Mark Ndipita | May 8, 2017
It’s around midday and the rain has just stopped. The weather is back to normal for early March, with a cool breeze and the sun peeping through slowly moving white clouds, bringing warmth to Kunthulu village. Kunthulu is located about 25 kilometres south of Lilongwe, the capital city of Malawi. It is surrounded by green maize fields, the primary crop in this area.
Martin Tchoyo farms about 800 metres away from his grass-thatched-house, growing cucumber, maize, groundnuts, and sweet potatoes. He says, “[During] this period of the year when most crops are not ready for harvest, the only reliable source of income for me is cucumber.” Time is running out today for Mr. Tchoyo, who is the breadwinner in his family. He desperately needs money to buy food and groceries for his household. So he takes his mobile phone out of his pocket and calls a nearby vendor to come to his field and buy his cucumber.
When the vendor agrees to come, Mr. Tchoyo rushes to his field to ensure he has enough harvested cucumber for the vendor. He harvests his half-acre field of cucumber, and grades it according to size, colour, and quality. He says: “I am now sure that I will find money today because I have already discussed with the vendor who regularly comes to buy my cucumber. He sells in town. I cannot go to town to sell the cucumber myself because I need to take care of my field most of the time; hence I always sell to middlemen.”
Mr. Tchoyo started growing cucumber in 2013 after noticing that farmers who grow cucumber have cash in the weeks between January and March, when most crops are not ready for harvest. Cash flow is a challenge for many small-scale farmers in Malawi during these months.
Patheretu Likisoni grows cucumbers in the nearby village of Nkumanyama. He says most cucumber farmers lose out on profits because they sell to vendors. He explains: “The vendors sell in different areas of Lilongwe town and they make about 100% profit.

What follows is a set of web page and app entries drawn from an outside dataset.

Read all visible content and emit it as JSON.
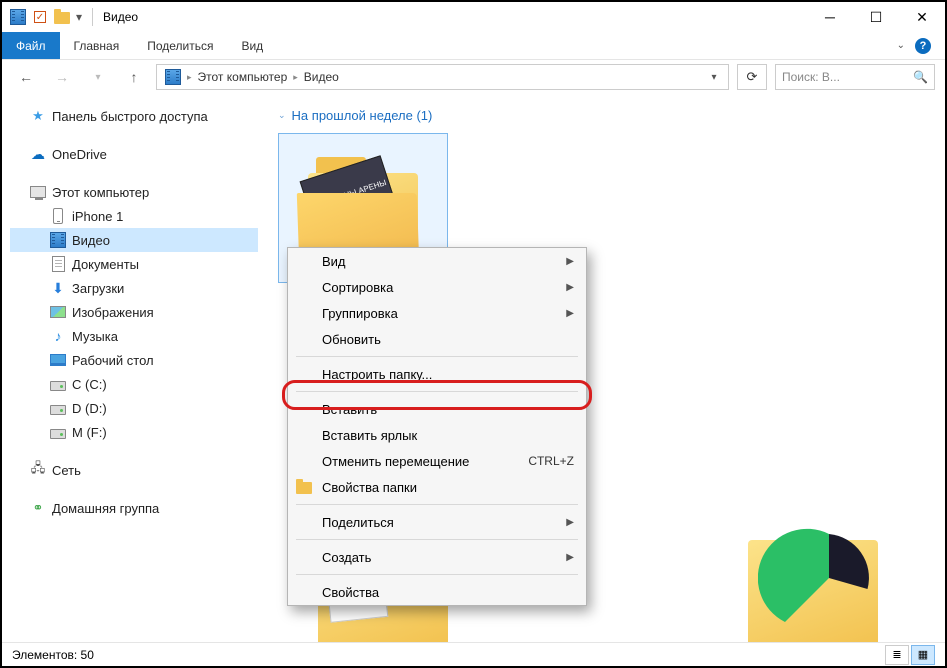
{
  "title": "Видео",
  "ribbon": {
    "file": "Файл",
    "tabs": [
      "Главная",
      "Поделиться",
      "Вид"
    ]
  },
  "breadcrumb": {
    "root": "Этот компьютер",
    "current": "Видео"
  },
  "search_placeholder": "Поиск: В...",
  "sidebar": {
    "quick": "Панель быстрого доступа",
    "onedrive": "OneDrive",
    "this_pc": "Этот компьютер",
    "pc_children": [
      {
        "label": "iPhone 1",
        "icon": "phone"
      },
      {
        "label": "Видео",
        "icon": "video",
        "selected": true
      },
      {
        "label": "Документы",
        "icon": "doc"
      },
      {
        "label": "Загрузки",
        "icon": "down"
      },
      {
        "label": "Изображения",
        "icon": "img"
      },
      {
        "label": "Музыка",
        "icon": "music"
      },
      {
        "label": "Рабочий стол",
        "icon": "desk"
      },
      {
        "label": "C (C:)",
        "icon": "drive"
      },
      {
        "label": "D (D:)",
        "icon": "drive"
      },
      {
        "label": "M (F:)",
        "icon": "drive"
      }
    ],
    "network": "Сеть",
    "homegroup": "Домашняя группа"
  },
  "group_header": "На прошлой неделе (1)",
  "folder_thumb_text": "ЧЕМПИОНЫ АРЕНЫ",
  "context_menu": {
    "view": "Вид",
    "sort": "Сортировка",
    "group": "Группировка",
    "refresh": "Обновить",
    "customize": "Настроить папку...",
    "paste": "Вставить",
    "paste_shortcut": "Вставить ярлык",
    "undo_move": "Отменить перемещение",
    "undo_shortcut": "CTRL+Z",
    "folder_props": "Свойства папки",
    "share": "Поделиться",
    "create": "Создать",
    "properties": "Свойства"
  },
  "statusbar": "Элементов: 50"
}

Some farmers who used to grow cucumber have now stopped growing and are now vendors because they realized that the middlemen are the ones benefitting more from cucumber farming.”
Mr. Likisoni adds that, for farmers to benefit from cucumber farming, they need to follow good agricultural practices, such as weeding, and use good seed purchased from shops. He also recommends inputs such as fertilizer and pesticides.
He says that during the harvesting period, farmers need to constantly monitor the field to avoid wasting mature cucumbers. He says, “Cucumber needs to be harvested when it’s green in colour.” When cucumbers turn yellow, people won’t buy because they don’t like the taste.
Mr. Likisoni says that pests are a challenge in cucumber farming in his area, but that farmers are meeting the challenge by using pesticides.
Mr. Tchoyo encourages farmers to start growing cucumber alongside other crops so that they can find money when cash is scarce. Most cucumber farmers in Kunthulu and nearby villages earn $0.40 to $0.80 for a dozen cucumbers. Last year, he earned about $90 US from selling cucumber to vendors. The money helped him buy maize to support his family. The price of maize skyrocketed last year due to poor harvests.
He says, “I was able to find some money on a weekly basis from cucumber sales and … I managed to buy groceries for my family.”
Photo: Martin Tchoyo harvests cucumber